The AHA offers initial and refresher training to technical crew members (TCMs). These TCMs handle demanding tasks which require specialist knowledge in both the aeronautical and the medical field. Although they are not helicopter pilots, they assist the pilot before and during the flight; at the site of operation they support the emergency doctor.
Further, the AHA provides aeromedical crew resource management (ACRM) training based on the fundamentals of classic crew resource management (CRM). CRM generally aims to sustainably improve non-technical skills, of the crew members and on-board personnel. This includes communication, teamwork, leadership, situation awareness and decision-making. In HEMS, the medical requirements are included as an important part of the mission, and encompass the emergency doctor as a medical team member. AHA training sessions can reproduce the complete rescue chain from roadside medical treatment to intensive care in hospital, and may even include real personnel and equipment from other rescue providers, fire brigade or civil protection, etc.
This common training concept contributes to team-building, building mutual trust and a common mental model, which in the end creates positive effects for flight and patient safety. CRM is compulsory for pilots and crew members in HEMS.
Adapting & Developing
The AHA’s integrated training for helicopter pilots, emergency doctors and paramedics in air rescue services has proven successful. Training courses are fully booked, with participants from 14 European operators regularly taking part. The unique training opportunities also attract clients from further afield, for example from Argentina, Brazil, Australia, China and Japan.
In 2014 the ADAC began introducing a new helicopter, the H145 (former EC145 T2). Training equipment will subsequently be adapted to include the new aircraft. To that end, the AHA entered into a comprehensive cooperation with Reiser Simulation and Training GmbH (see sidebar). According to Thomas Gassmann, things will get tight in the hangar when the FFS for the H145 arrives in 2017: “For a transitional period, we will have to live with a makeshift.
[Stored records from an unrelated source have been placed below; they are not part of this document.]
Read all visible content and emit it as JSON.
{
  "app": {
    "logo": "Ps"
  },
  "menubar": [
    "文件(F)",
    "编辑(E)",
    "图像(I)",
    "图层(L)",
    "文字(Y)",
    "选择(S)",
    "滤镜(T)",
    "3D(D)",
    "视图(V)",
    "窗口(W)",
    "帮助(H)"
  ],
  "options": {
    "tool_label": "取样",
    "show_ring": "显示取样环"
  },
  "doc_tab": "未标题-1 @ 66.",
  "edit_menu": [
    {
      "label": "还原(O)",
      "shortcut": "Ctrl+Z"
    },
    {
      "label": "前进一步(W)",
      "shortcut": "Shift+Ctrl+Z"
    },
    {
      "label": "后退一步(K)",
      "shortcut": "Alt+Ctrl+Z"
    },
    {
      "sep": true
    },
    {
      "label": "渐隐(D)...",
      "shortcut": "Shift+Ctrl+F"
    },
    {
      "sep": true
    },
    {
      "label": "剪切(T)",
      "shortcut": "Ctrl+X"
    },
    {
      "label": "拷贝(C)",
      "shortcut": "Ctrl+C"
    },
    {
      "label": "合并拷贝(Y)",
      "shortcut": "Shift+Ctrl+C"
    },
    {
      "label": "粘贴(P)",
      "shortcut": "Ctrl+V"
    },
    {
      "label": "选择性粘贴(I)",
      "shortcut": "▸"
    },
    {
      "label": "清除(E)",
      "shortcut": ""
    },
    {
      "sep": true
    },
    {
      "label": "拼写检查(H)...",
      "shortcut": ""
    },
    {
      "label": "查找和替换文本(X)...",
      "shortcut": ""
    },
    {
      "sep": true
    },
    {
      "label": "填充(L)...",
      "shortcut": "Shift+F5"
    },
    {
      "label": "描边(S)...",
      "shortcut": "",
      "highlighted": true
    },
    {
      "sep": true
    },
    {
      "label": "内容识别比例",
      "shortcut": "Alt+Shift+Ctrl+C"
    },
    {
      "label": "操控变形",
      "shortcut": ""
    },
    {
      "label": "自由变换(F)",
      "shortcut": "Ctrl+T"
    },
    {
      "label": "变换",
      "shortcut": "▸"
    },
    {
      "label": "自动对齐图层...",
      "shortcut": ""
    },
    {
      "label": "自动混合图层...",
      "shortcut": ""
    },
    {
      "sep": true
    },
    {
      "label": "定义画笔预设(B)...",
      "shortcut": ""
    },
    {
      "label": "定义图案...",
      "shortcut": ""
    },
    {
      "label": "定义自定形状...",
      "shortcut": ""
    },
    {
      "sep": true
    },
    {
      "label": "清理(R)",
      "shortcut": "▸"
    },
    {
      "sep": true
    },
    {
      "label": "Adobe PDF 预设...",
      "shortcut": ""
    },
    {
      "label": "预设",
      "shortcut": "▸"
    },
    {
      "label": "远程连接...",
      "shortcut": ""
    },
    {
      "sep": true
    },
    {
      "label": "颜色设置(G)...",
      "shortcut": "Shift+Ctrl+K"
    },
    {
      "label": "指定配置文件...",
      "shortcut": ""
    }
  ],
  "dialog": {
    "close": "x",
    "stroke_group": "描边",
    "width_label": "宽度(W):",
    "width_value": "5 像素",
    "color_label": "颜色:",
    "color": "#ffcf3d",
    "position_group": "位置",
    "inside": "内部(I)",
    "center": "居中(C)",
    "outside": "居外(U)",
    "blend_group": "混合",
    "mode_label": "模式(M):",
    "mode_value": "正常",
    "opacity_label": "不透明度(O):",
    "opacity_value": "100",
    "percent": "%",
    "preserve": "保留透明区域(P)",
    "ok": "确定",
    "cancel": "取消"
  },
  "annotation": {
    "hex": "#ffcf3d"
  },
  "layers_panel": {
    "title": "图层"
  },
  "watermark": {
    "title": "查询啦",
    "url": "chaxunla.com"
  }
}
But in 2018 our medical training branch will move into a newly built facility right next door at our sister company ALT.”
These expansion and renovation measures will further expand the AHA’s customer base and strengthen the ADAC HEMS Academy’s unique position as a provider of integrated training for air rescue helicopter operators, and intensive care medicine at large.
In January 2015 the ADAC HEMS Academy and Reiser Simulation and Training announced a long-term cooperation. It provides that Reiser will build a full flight simulator for the H145 helicopter and will lease it to the HEMS Academy for 15 years. In return, the Academy will guarantee a certain number of flight hours. The simulator will be delivered in 2017. The newly established Reiser Training Services GmbH will provide logistic services related to this contract on an availability basis.
Meanwhile, Reiser has successfully completed flight data acquisition and is now developing a Level D FFS flight model. Reiser will also develop the avionics software. The simulator will be provided with LED projectors to guarantee low life-cycle costs. It will feature a CGF system which realistically replicates people, crowds, ambulances, accident situations and complex HEMS environments. Apart from the full flight simulator, Reiser will produce the full range of training equipment for the helicopter, including CPT, FNPT and FTD for interested customers.